EU foreign policy chief Josep Borrell spoke on the lines of action that the EU could pursue in support of Belarus, taking into account the current situation, and also said that he was ready to come to Minsk if this could contribute to progress.
European top diplomat said that at the meeting of the heads of the diplomatic departments of the EU countries on Monday, 21 September, four lines of actions were discussed, which should become a response to the actions of the Belarusian authorities.
First, sanctions. A package of around 40 names and entities has been prepared, which targets those responsible for the electoral fraud, the repression of peaceful protests and state-run brutality. In concrete terms, it would mean these people and entities will have any assets inside the EU frozen; they will not be able to receive any kind of funding or finance from within the EU; and they will be banned from entering the EU.
Second, the need for national dialogue and the role of the Organisation for Security and Cooperation in Europe (OSCE).
“It is clear that the Coordination Council must be included in a forthcoming national dialogue. They are clearly calling for the holding of new, free and fair elections under international observation. The best way out of a crisis of political legitimacy such as in Belarus is to organise credible elections so that the people can freely choose their President and hence the future of their country,” he wrote.
Borrel also noted that for weeks, the Belarusian authorities have refused any engagement with the pro-democracy movement or international mediation through the OSCE.
“Despite this regrettable stance, we need to continue exploring any possibilities. For this reason, I welcome and support the activation of the “OSCE Moscow Mechanism” to carry out a fact-finding expert mission focusing on alleged human rights violations. We also support the proposal by the current and future OSCE Chairman in Office, Albania and Sweden, to go to Minsk. I am ready to go to Minsk if this could contribute to progress. Until now, Lukashenko has refused to engage with the European Union at any level.”
He once again stressed that the EU is not going to interfere in the affairs of Belarus, but only supports the democratic choice and fundamental rights of Belarusian people, and it is not because it wants to influence the outcome of the elections or push the country in a certain direction.
I repeat: this choice belongs to Belarusian people,” Josep Borrell reiterated.
The third line of action is to do a full review of EU-Belarus relations. The EU want to use all instruments and levels of engagement bilaterally, including in the Eastern Partnership framework. Foreign ministers also expressed their desire to supportthe civil society and independent media, increase contacts between students, facilitating exchanges to the EU.
The fourth line of action is about EU support to the Belarusian population. The European Commission is mobilising €53 million of immediate support to the Belarusian people in these challenging times. It covers legal assistance, medical support and other emergency assistance to those most in need.
Recall that on 21 September, the foreign ministers of the EU member states did not make a decision on the imposition of a package of sanctions against Belarus, since it was blocked by the representative of Cyprus.
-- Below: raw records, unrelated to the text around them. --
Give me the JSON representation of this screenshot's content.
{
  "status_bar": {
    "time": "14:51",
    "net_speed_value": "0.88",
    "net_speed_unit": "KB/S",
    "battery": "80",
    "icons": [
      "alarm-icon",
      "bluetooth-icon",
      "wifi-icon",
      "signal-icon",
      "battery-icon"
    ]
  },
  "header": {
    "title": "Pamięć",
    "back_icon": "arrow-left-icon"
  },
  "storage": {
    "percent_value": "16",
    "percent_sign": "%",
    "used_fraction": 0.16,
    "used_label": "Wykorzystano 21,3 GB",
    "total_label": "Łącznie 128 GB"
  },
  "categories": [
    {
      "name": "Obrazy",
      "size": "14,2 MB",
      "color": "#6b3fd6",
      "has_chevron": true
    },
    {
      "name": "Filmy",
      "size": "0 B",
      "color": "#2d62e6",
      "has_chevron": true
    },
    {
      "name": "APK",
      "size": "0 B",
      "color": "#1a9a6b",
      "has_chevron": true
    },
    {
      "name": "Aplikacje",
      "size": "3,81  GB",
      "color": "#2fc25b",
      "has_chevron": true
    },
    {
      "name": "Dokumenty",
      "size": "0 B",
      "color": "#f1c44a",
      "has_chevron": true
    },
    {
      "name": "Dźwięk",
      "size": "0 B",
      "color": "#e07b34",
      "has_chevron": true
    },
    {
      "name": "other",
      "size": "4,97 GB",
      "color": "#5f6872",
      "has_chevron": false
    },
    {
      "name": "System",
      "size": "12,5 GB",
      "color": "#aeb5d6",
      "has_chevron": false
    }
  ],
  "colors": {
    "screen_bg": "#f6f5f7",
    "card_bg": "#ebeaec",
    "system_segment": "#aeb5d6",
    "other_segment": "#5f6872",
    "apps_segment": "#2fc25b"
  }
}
It was the only country that opposed it. Cyprus, in turn, requires the EU to impose sanctions on Turkey in connection with gas production in the Cyprus economic zone of the Eastern Mediterranean.